[Directions for this task] Lines with the word "title": copy all of them from the entries below.

[Given data]

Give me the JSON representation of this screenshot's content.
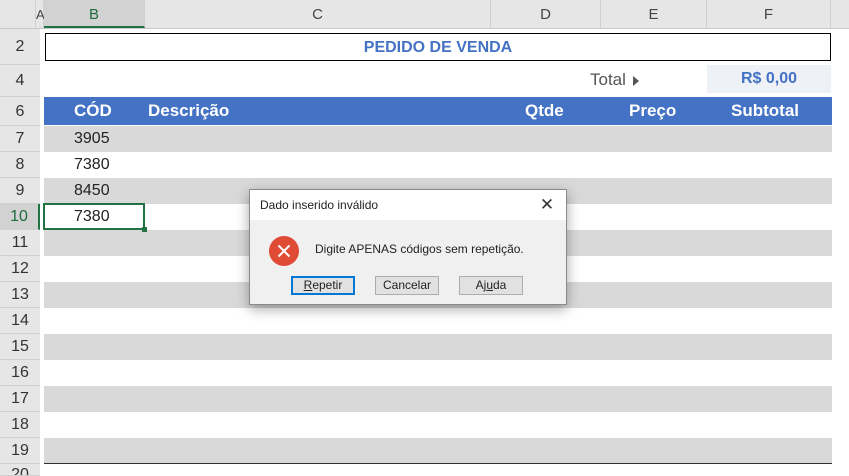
{
  "columns": [
    {
      "label": "A",
      "selected": false
    },
    {
      "label": "B",
      "selected": true
    },
    {
      "label": "C",
      "selected": false
    },
    {
      "label": "D",
      "selected": false
    },
    {
      "label": "E",
      "selected": false
    },
    {
      "label": "F",
      "selected": false
    }
  ],
  "row_numbers": [
    "2",
    "4",
    "6",
    "7",
    "8",
    "9",
    "10",
    "11",
    "12",
    "13",
    "14",
    "15",
    "16",
    "17",
    "18",
    "19",
    "20"
  ],
  "sheet": {
    "title": "PEDIDO DE VENDA",
    "total_label": "Total",
    "total_value": "R$ 0,00",
    "headers": {
      "cod": "CÓD",
      "descricao": "Descrição",
      "qtde": "Qtde",
      "preco": "Preço",
      "subtotal": "Subtotal"
    },
    "rows": [
      {
        "cod": "3905"
      },
      {
        "cod": "7380"
      },
      {
        "cod": "8450"
      },
      {
        "cod": "7380"
      },
      {
        "cod": ""
      },
      {
        "cod": ""
      },
      {
        "cod": ""
      },
      {
        "cod": ""
      },
      {
        "cod": ""
      },
      {
        "cod": ""
      },
      {
        "cod": ""
      },
      {
        "cod": ""
      },
      {
        "cod": ""
      }
    ]
  },
  "dialog": {
    "title": "Dado inserido inválido",
    "close": "✕",
    "message": "Digite APENAS códigos sem repetição.",
    "buttons": {
      "repetir_pre": "",
      "repetir_key": "R",
      "repetir_post": "epetir",
      "cancelar": "Cancelar",
      "ajuda_pre": "Aj",
      "ajuda_key": "u",
      "ajuda_post": "da"
    }
  },
  "colors": {
    "accent": "#4472c4",
    "selection": "#217346",
    "error": "#e04b36"
  },
  "icons": [
    "error-icon",
    "close-icon",
    "arrow-right-icon"
  ]
}
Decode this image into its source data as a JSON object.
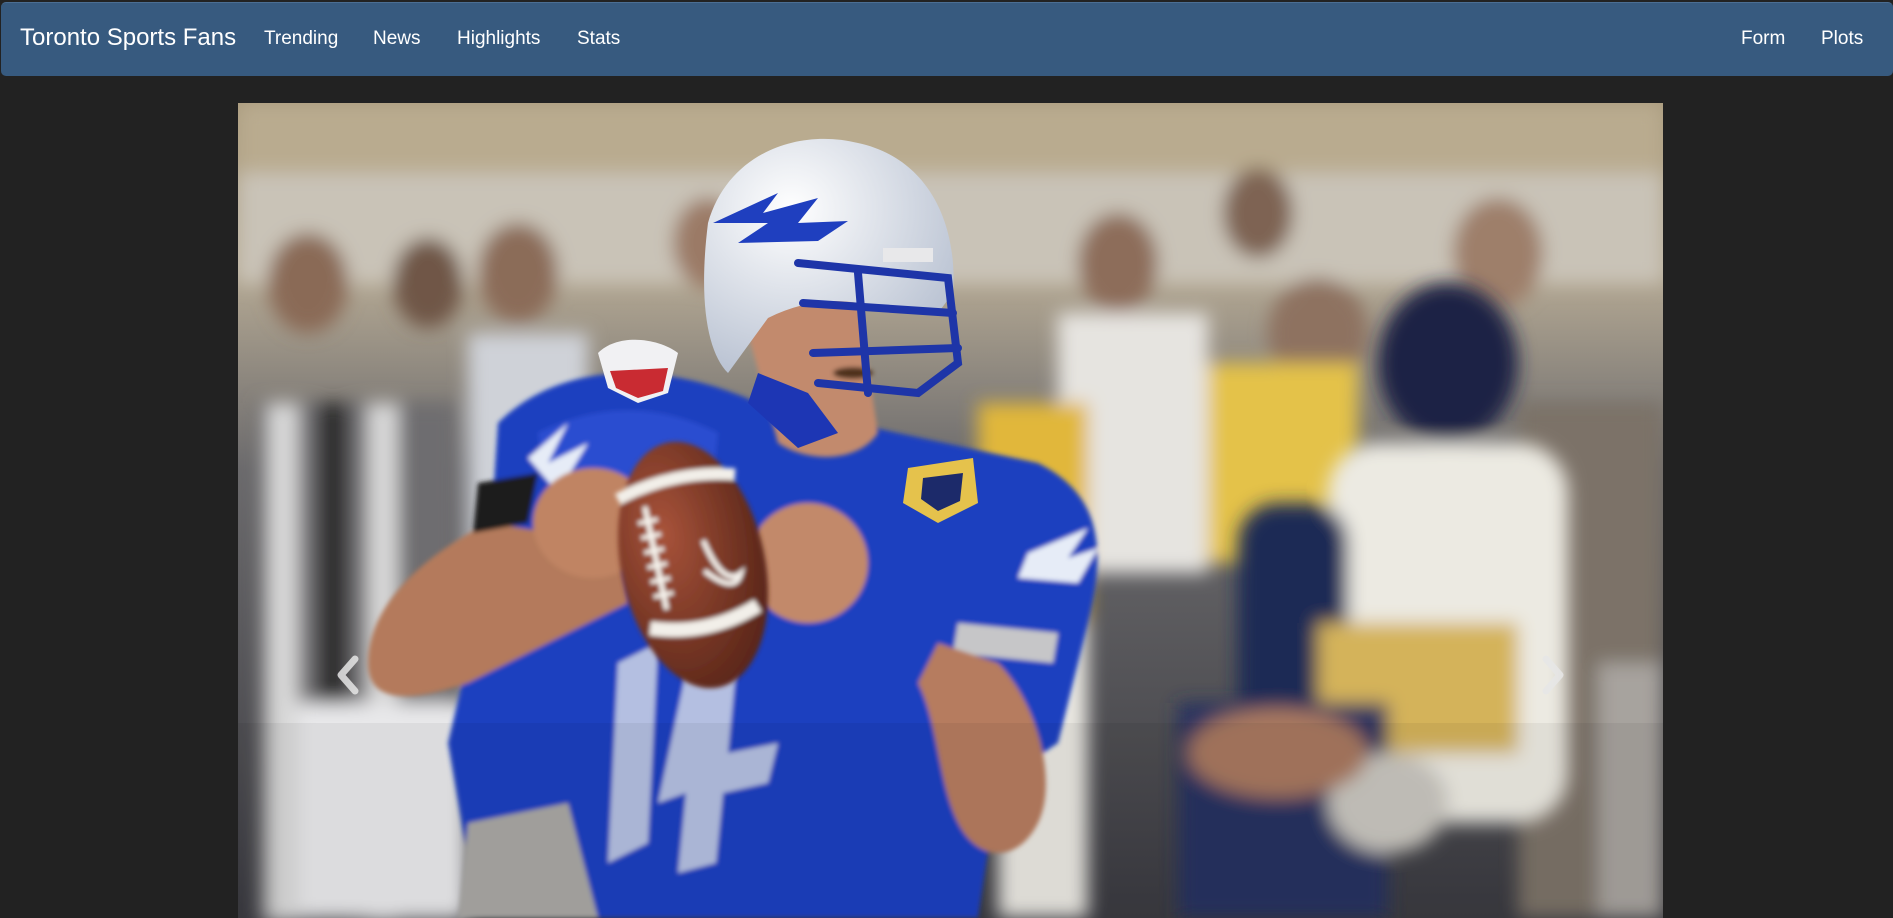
{
  "navbar": {
    "brand": "Toronto Sports Fans",
    "left_links": [
      {
        "label": "Trending"
      },
      {
        "label": "News"
      },
      {
        "label": "Highlights"
      },
      {
        "label": "Stats"
      }
    ],
    "right_links": [
      {
        "label": "Form"
      },
      {
        "label": "Plots"
      }
    ],
    "background": "#375a7f"
  },
  "page": {
    "background": "#222222"
  },
  "carousel": {
    "slide_image": "football-quarterback-photo",
    "prev_icon": "chevron-left-icon",
    "next_icon": "chevron-right-icon"
  }
}
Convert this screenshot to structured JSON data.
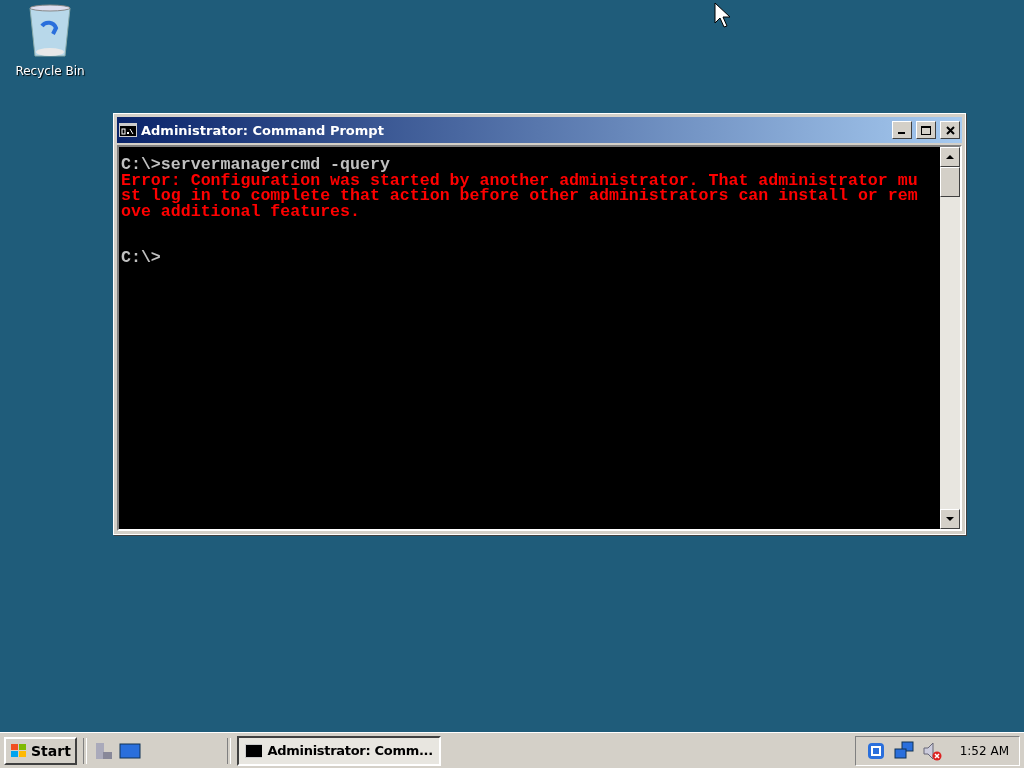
{
  "desktop_icons": [
    {
      "label": "Recycle Bin"
    }
  ],
  "window": {
    "title": "Administrator: Command Prompt",
    "console": {
      "command_line": "C:\\>servermanagercmd -query",
      "error_lines": [
        "Error: Configuration was started by another administrator. That administrator mu",
        "st log in to complete that action before other administrators can install or rem",
        "ove additional features."
      ],
      "prompt": "C:\\>"
    }
  },
  "taskbar": {
    "start": "Start",
    "windows": [
      {
        "label": "Administrator: Comm...",
        "selected": true
      }
    ],
    "clock": "1:52 AM"
  }
}
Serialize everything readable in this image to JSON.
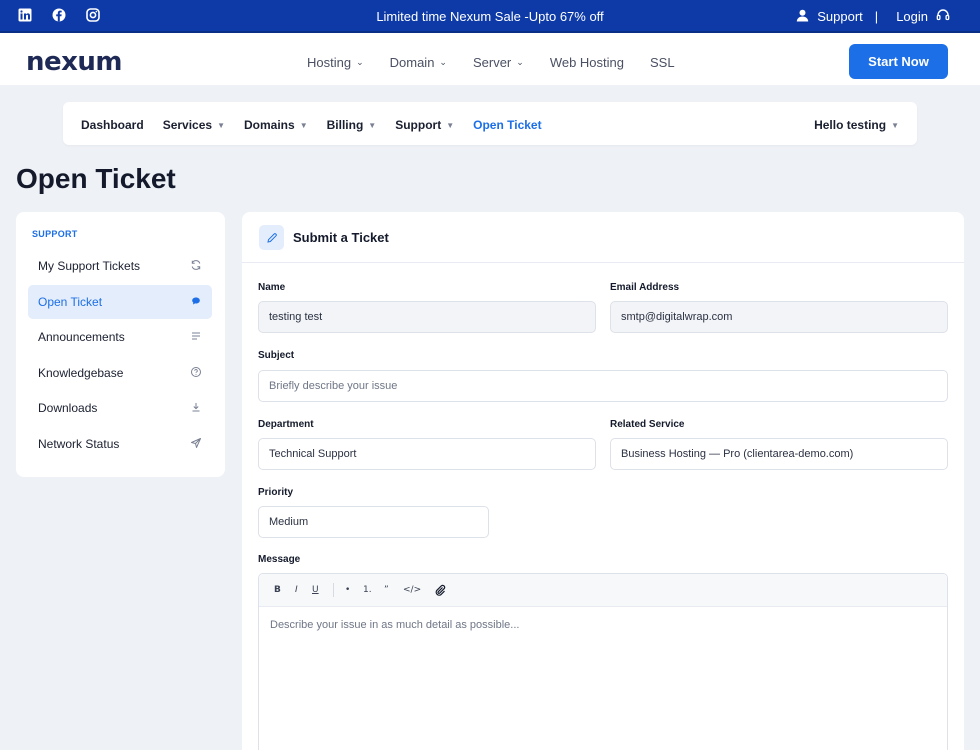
{
  "topbar": {
    "promo": "Limited time Nexum Sale -Upto 67% off",
    "support_label": "Support",
    "separator": "|",
    "login_label": "Login",
    "social_icons": [
      "linkedin-icon",
      "facebook-icon",
      "instagram-icon"
    ],
    "bg_color": "#0d3aa6"
  },
  "header": {
    "logo_text": "nexum",
    "nav": [
      {
        "label": "Hosting"
      },
      {
        "label": "Domain"
      },
      {
        "label": "Server"
      },
      {
        "label": "Web Hosting"
      },
      {
        "label": "SSL"
      }
    ],
    "cta_label": "Start Now",
    "accent_color": "#1c6fe6"
  },
  "subnav": {
    "items": [
      {
        "label": "Dashboard"
      },
      {
        "label": "Services"
      },
      {
        "label": "Domains"
      },
      {
        "label": "Billing"
      },
      {
        "label": "Support"
      },
      {
        "label": "Open Ticket"
      }
    ],
    "user_greeting": "Hello testing"
  },
  "page": {
    "title": "Open Ticket"
  },
  "sidebar": {
    "section_label": "SUPPORT",
    "items": [
      {
        "label": "My Support Tickets",
        "icon": "refresh-icon"
      },
      {
        "label": "Open Ticket",
        "icon": "chat-bubble-icon"
      },
      {
        "label": "Announcements",
        "icon": "list-icon"
      },
      {
        "label": "Knowledgebase",
        "icon": "help-circle-icon"
      },
      {
        "label": "Downloads",
        "icon": "download-icon"
      },
      {
        "label": "Network Status",
        "icon": "send-icon"
      }
    ]
  },
  "form": {
    "title": "Submit a Ticket",
    "name": {
      "label": "Name",
      "value": "testing test"
    },
    "email": {
      "label": "Email Address",
      "value": "smtp@digitalwrap.com"
    },
    "subject": {
      "label": "Subject",
      "placeholder": "Briefly describe your issue"
    },
    "department": {
      "label": "Department",
      "value": "Technical Support"
    },
    "related_service": {
      "label": "Related Service",
      "value": "Business Hosting — Pro (clientarea-demo.com)"
    },
    "priority": {
      "label": "Priority",
      "value": "Medium"
    },
    "message": {
      "label": "Message",
      "placeholder": "Describe your issue in as much detail as possible...",
      "toolbar": {
        "bold": "B",
        "italic": "I",
        "underline": "U",
        "bullet": "•",
        "numbered": "1.",
        "quote": "”",
        "code": "</>"
      }
    }
  }
}
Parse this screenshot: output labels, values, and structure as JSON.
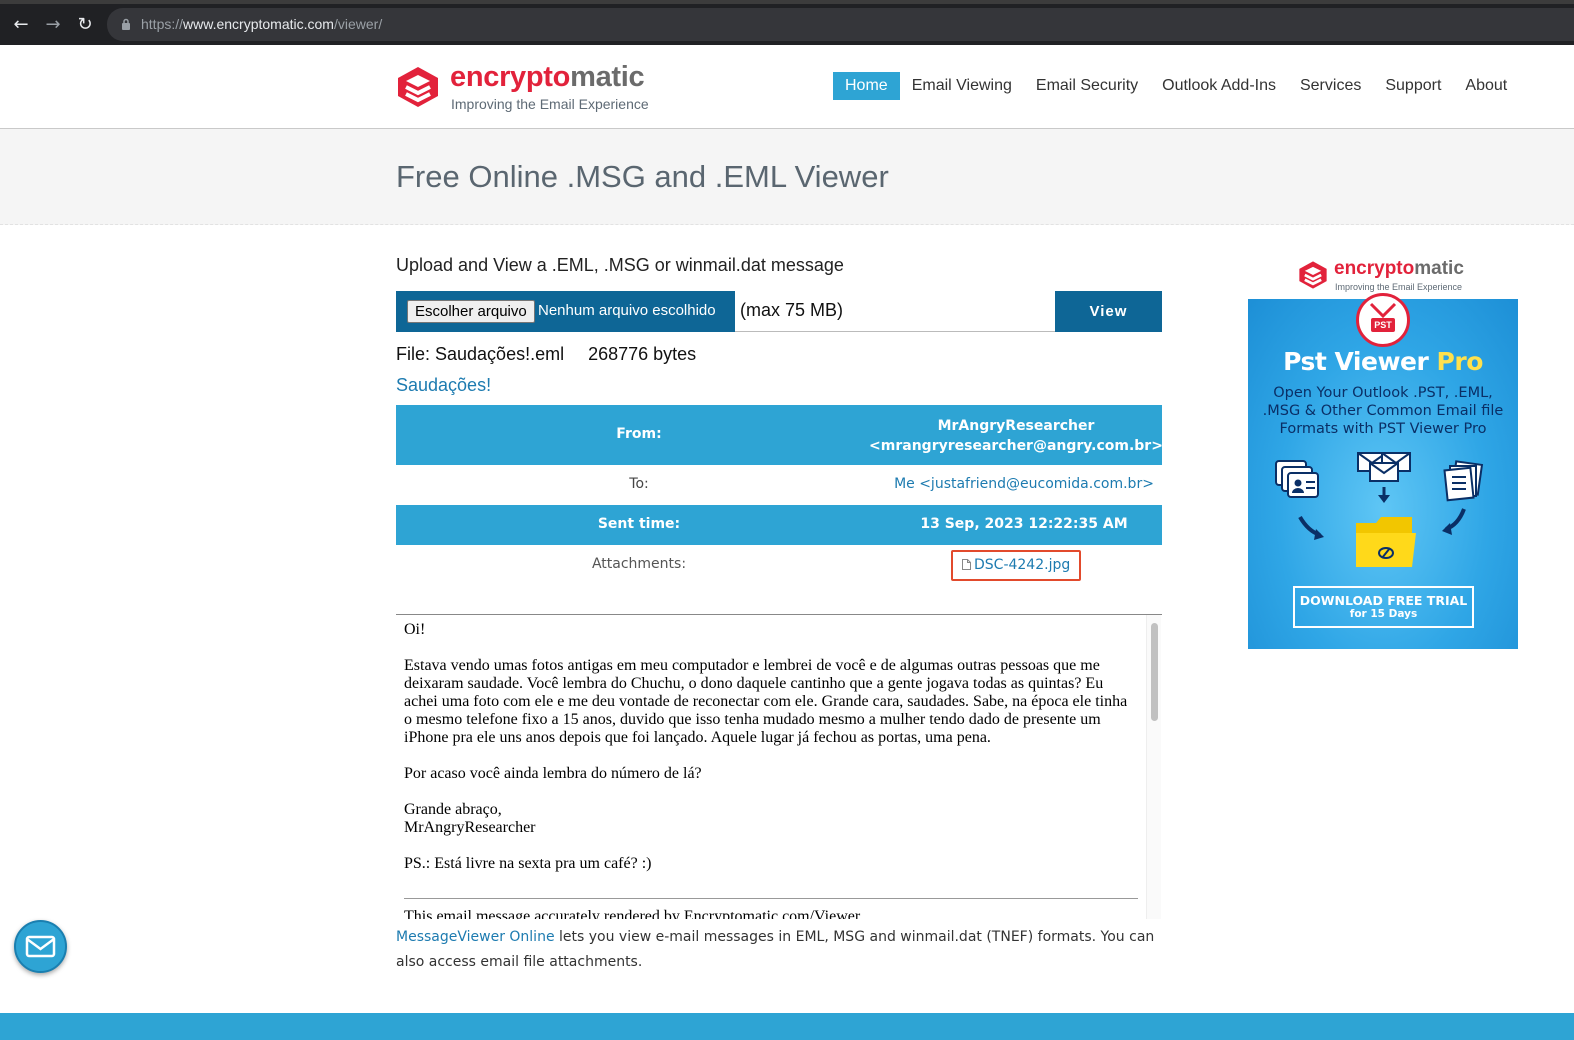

[Exercise solution]
    "title": "PEDIDO DE VENDA",
    "title": "Dado inserido inválido",
    "title": "Administrator: Command Prompt",
    "title": "Open Ticket"
    "title": "Submit a Ticket",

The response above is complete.